John is well-known as guitarist with The Flag Listeners, together with the fabulously talented Eamonn Hehir and Seán Fox. Their work in the independent records, rock genre has been aptly described by Hotpress as, “…a masterclass in song writing.”

Steele is a member of Influencers on Facebook, where he has a strong presence and regularly comments on political, social and personal issues. This is relevant because that voice feeds into this astonishing collection of songs.

The album release date is December 4th and will be available online first (Bandcamp and all other download and streaming sites) but CDs will be available – great timing for Christmas gift shopping!

Writers, artists and musicians, along with many others in society, have suffered tremendous financial loss which has impacted in many ways, not just in terms of loss of earnings but the frustration and potentially damaging psychological impact of necessary restrictions to combat the virus. So, here is a work that has emerged from the isolation of a gregarious character, a performer, and it affords us the opportunity to tap into that positivity while at the same time supporting a local and exceptionally talented musician.

John has spoken of this venture, “It’s actually more nerve-wracking than I thought it would be but I don’t know how lockdown would have gone for me without this project.”

The title track is a homage to his late father, “…who was my absolute hero” John reveals. The song is tender while avoiding the kind of syrupy sentimentality that could, and often does, characterise such a sensitive topic. It is a beautifully evocative piece rooted in unique experience but it also has a universal appeal – many who are bereaved of their fathers will truly appreciate both the sentiment and the style of this song. It is a mature song that mines the seam of pain and loss, recognising, perhaps that:

“…no great art was ever made

in the luxury of a life unscathed.”

(from a poem called ‘Purpose in Pain’ by Kieran Beville)

That’s the personal voice of the composer – courageous, confident and carried off with aplomb, which is not an easy thing to do. However, Steele has mastered the art of understatement, in his music, though less so in the social media platform, and in this case certainly less is more.

The personal voice of the composer is also evident in ‘Different Parts of the Same Thing’, which is a love song that features the beautiful voice of Aileen Downes, contrasting with the powerful masculinity of Steele’s voice, the feminine elegance is so appropriate that the choice alone to include this formidably talented female vocalist was a wise one indeed.

In contrast to these personal offerings there is a political song, ‘Not as Advertised.’ Here is an up-to-date commentary on Donald Trump’s reign (correct word there I think) as president of the USA. The song has a strong voice, not just acoustically, but politically too.

There is an authenticity and integrity in this album that will endear it to the hearts of many. It is a creative work, superbly produced and deserves radio airing, locally, nationally and internationally, which this reviewer hopes it will receive in due course.

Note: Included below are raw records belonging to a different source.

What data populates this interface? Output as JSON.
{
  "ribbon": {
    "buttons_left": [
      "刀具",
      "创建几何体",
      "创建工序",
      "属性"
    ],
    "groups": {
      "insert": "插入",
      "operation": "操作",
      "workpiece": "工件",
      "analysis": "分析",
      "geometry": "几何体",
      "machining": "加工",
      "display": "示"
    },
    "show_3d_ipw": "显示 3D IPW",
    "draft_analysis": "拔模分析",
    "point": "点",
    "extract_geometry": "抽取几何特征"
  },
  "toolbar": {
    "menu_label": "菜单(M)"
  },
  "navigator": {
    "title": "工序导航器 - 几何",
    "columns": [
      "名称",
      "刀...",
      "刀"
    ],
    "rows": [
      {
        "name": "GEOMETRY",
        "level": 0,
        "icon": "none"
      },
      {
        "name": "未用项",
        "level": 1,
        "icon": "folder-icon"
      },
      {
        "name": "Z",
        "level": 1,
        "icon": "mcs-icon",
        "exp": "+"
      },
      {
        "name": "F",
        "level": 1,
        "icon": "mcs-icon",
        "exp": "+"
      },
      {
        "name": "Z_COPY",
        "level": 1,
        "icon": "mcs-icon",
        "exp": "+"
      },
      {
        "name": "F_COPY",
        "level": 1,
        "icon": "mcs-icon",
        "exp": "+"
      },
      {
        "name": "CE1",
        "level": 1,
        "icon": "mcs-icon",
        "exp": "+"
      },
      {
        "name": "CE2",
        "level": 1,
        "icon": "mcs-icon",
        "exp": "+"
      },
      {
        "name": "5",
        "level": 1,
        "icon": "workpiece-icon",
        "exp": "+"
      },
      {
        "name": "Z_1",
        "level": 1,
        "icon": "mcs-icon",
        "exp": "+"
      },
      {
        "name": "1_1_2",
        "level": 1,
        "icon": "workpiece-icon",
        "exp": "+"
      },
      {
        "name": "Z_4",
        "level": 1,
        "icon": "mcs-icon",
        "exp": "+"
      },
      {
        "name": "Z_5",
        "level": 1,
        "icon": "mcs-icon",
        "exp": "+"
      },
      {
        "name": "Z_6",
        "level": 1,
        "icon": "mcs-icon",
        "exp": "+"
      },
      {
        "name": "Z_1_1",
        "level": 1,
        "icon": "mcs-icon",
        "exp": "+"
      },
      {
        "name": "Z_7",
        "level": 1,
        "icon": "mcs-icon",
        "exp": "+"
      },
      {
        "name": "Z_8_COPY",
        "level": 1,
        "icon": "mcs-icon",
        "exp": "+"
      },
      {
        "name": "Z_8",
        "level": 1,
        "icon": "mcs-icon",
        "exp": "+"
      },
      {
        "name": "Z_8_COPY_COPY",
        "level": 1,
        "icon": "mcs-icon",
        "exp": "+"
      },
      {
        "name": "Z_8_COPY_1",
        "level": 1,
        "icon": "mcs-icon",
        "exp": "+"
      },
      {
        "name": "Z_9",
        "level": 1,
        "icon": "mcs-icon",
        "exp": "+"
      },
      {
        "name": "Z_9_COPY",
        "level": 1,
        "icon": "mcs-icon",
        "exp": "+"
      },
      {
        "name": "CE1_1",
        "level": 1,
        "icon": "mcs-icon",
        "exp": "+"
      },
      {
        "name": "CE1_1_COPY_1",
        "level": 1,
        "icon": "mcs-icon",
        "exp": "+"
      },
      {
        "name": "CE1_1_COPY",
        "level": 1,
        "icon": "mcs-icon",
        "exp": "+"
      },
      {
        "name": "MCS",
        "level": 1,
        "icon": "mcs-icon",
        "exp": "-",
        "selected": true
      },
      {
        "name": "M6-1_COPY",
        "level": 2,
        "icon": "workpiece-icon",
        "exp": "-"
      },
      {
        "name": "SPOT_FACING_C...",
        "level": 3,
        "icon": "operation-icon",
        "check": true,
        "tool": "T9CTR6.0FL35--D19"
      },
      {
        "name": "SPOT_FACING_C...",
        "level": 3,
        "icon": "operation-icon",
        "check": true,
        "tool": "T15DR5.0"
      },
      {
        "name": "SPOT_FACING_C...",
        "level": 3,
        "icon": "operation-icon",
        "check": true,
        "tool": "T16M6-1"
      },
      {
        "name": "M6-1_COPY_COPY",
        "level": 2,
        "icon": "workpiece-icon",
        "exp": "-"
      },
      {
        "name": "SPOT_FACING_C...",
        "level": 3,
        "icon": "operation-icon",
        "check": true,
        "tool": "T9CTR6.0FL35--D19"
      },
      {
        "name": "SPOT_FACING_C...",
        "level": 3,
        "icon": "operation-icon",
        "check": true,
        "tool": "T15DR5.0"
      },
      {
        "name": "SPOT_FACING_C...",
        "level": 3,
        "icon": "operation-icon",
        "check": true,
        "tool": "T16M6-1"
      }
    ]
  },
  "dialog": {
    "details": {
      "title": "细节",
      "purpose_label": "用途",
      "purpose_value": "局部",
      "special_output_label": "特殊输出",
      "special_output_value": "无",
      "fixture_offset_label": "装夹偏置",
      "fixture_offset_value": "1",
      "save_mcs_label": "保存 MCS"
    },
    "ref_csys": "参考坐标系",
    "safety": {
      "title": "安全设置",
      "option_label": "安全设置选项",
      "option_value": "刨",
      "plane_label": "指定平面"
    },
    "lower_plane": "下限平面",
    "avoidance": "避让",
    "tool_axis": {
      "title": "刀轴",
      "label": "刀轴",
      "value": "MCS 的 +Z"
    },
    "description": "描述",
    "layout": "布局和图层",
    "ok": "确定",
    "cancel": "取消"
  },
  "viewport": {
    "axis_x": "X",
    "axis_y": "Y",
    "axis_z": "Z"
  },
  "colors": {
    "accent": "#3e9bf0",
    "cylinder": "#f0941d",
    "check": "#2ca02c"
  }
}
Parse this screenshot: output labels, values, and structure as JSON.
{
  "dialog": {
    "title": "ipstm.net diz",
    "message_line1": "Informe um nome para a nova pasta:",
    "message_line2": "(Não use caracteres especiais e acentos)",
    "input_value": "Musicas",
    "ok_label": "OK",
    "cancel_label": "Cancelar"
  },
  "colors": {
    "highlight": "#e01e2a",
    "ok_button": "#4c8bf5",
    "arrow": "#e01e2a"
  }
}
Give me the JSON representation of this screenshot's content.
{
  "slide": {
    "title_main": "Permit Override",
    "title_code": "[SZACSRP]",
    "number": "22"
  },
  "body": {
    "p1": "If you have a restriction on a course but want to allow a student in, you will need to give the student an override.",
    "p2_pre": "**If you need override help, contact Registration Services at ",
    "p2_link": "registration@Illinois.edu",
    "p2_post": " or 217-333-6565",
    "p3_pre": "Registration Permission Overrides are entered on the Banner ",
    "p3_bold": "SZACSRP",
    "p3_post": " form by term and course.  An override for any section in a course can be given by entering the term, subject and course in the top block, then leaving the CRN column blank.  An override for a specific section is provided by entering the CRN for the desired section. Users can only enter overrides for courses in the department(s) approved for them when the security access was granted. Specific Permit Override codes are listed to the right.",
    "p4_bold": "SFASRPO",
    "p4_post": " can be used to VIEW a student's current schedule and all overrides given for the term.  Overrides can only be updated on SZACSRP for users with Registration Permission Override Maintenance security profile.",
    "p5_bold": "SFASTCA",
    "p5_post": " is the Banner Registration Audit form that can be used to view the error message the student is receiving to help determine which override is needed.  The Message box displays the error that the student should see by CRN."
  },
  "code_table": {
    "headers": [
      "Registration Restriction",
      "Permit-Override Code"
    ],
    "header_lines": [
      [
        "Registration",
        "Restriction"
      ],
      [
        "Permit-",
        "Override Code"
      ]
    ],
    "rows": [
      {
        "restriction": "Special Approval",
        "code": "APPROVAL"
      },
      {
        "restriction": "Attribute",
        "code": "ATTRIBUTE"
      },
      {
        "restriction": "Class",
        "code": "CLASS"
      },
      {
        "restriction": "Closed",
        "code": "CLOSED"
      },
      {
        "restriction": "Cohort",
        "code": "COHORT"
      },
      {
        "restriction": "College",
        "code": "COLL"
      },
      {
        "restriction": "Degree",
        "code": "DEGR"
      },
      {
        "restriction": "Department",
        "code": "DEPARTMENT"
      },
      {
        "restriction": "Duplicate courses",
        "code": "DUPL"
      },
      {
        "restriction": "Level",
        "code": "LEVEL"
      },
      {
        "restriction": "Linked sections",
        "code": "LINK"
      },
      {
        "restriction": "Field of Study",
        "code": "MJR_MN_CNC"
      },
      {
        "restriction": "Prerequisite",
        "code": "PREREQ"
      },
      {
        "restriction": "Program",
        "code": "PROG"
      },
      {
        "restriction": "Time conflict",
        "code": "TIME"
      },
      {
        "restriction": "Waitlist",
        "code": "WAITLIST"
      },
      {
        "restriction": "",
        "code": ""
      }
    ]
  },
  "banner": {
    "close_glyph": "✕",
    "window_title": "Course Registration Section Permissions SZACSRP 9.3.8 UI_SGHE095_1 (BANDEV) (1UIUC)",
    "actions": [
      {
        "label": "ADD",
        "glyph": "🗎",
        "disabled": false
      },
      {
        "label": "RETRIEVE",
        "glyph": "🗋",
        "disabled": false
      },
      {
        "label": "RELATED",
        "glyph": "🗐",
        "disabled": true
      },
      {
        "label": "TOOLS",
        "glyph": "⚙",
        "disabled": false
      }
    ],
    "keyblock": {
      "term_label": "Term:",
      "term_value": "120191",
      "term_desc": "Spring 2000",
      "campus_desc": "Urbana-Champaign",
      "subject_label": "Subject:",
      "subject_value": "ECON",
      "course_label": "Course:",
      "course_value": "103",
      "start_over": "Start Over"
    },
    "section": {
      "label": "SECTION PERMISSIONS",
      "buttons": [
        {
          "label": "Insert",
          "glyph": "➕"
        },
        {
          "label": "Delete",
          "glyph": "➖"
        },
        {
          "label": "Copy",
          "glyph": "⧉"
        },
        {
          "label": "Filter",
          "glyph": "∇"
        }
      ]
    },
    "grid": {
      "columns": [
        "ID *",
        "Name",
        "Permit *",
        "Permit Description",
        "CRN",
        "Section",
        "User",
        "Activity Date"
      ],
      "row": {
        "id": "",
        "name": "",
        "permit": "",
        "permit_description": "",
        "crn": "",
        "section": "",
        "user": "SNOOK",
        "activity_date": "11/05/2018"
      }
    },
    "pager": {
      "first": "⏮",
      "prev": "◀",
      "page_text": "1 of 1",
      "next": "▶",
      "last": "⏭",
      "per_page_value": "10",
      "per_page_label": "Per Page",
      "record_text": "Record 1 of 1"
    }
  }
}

Everybody hopes for the end of this pandemic but one also hopes that this will not be the end of Steele’s fertile creative period but the seminal offering in a fruitful future.

While we await his next instalment let’s savour this one.

The album cover is a stunning work of digital art by the exceptionally gifted Ken Coleman and as such this album showcases the very best of Limerick’s talent.